══ Supplied material ══

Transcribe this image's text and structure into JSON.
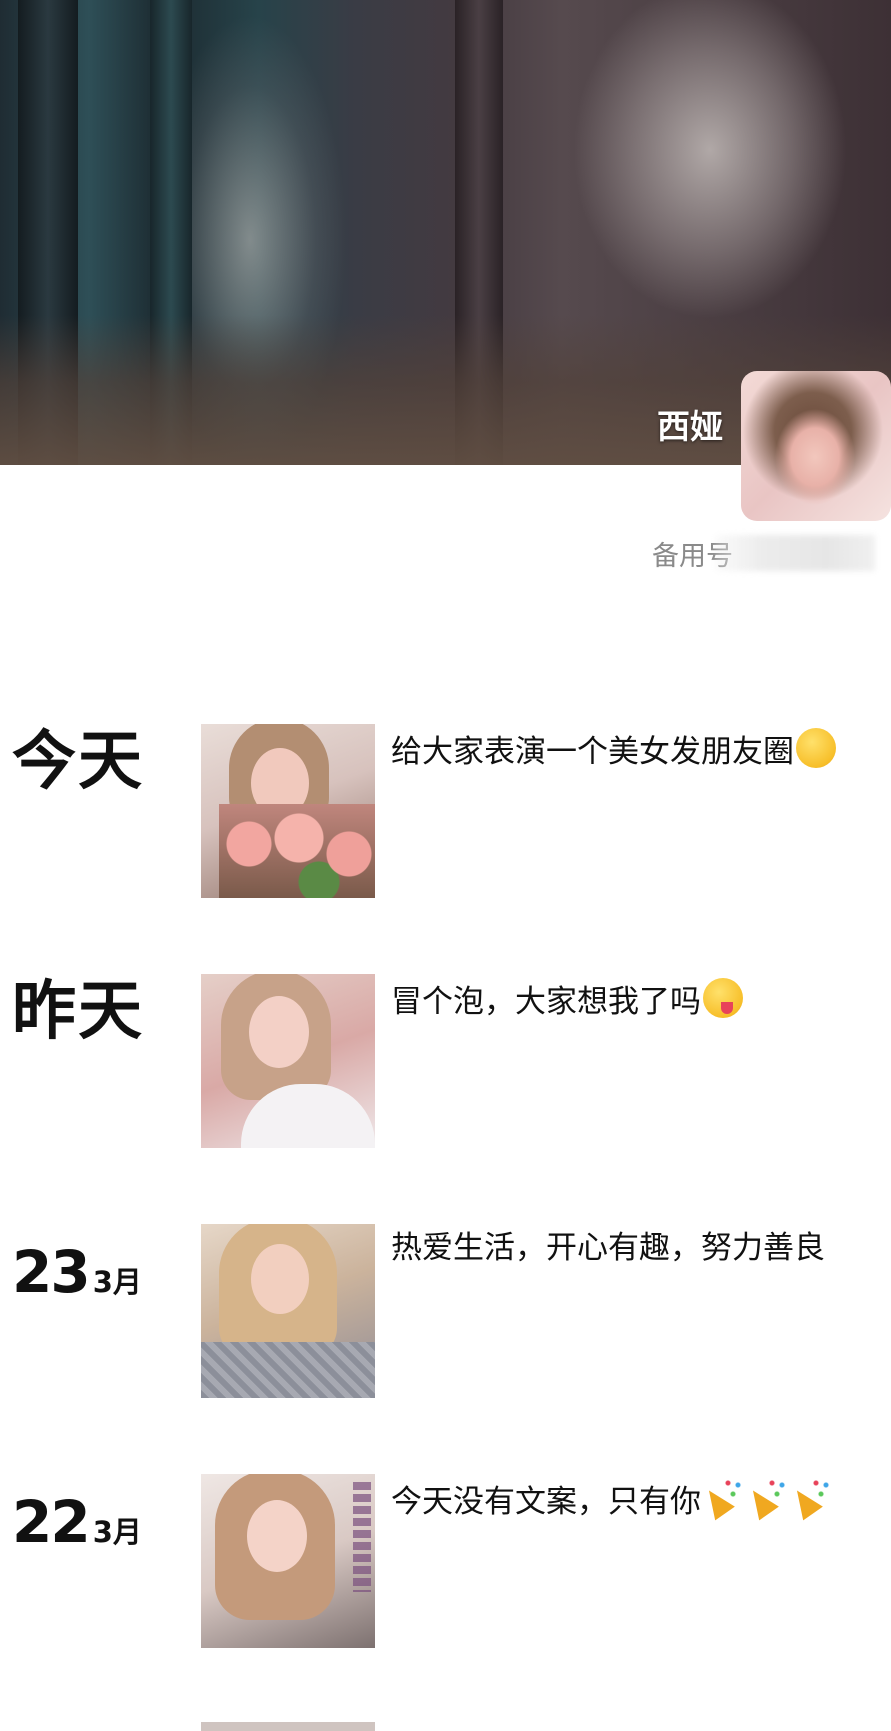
{
  "profile": {
    "name": "西娅",
    "account_label": "备用号"
  },
  "moments": [
    {
      "date_label": "今天",
      "text": "给大家表演一个美女发朋友圈",
      "emoji": "thinking-face-icon"
    },
    {
      "date_label": "昨天",
      "text": "冒个泡，大家想我了吗",
      "emoji": "winking-tongue-face-icon"
    },
    {
      "day": "23",
      "month": "3月",
      "text": "热爱生活，开心有趣，努力善良"
    },
    {
      "day": "22",
      "month": "3月",
      "text": "今天没有文案，只有你",
      "emoji": "party-popper-icon"
    }
  ]
}
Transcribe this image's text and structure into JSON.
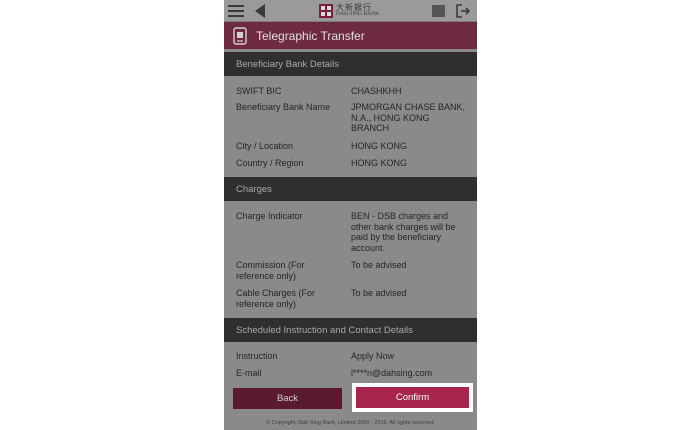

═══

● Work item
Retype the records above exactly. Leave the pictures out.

● Answer below
Transcribe this image's text and structure into JSON.
{
  "profile": {
    "name": "西娅",
    "account_label": "备用号"
  },
  "moments": [
    {
      "date_label": "今天",
      "text": "给大家表演一个美女发朋友圈",
      "emoji": "thinking-face-icon"
    },
    {
      "date_label": "昨天",
      "text": "冒个泡，大家想我了吗",
      "emoji": "winking-tongue-face-icon"
    },
    {
      "day": "23",
      "month": "3月",
      "text": "热爱生活，开心有趣，努力善良"
    },
    {
      "day": "22",
      "month": "3月",
      "text": "今天没有文案，只有你",
      "emoji": "party-popper-icon"
    }
  ]
}
Transcribe this image's text and structure into JSON.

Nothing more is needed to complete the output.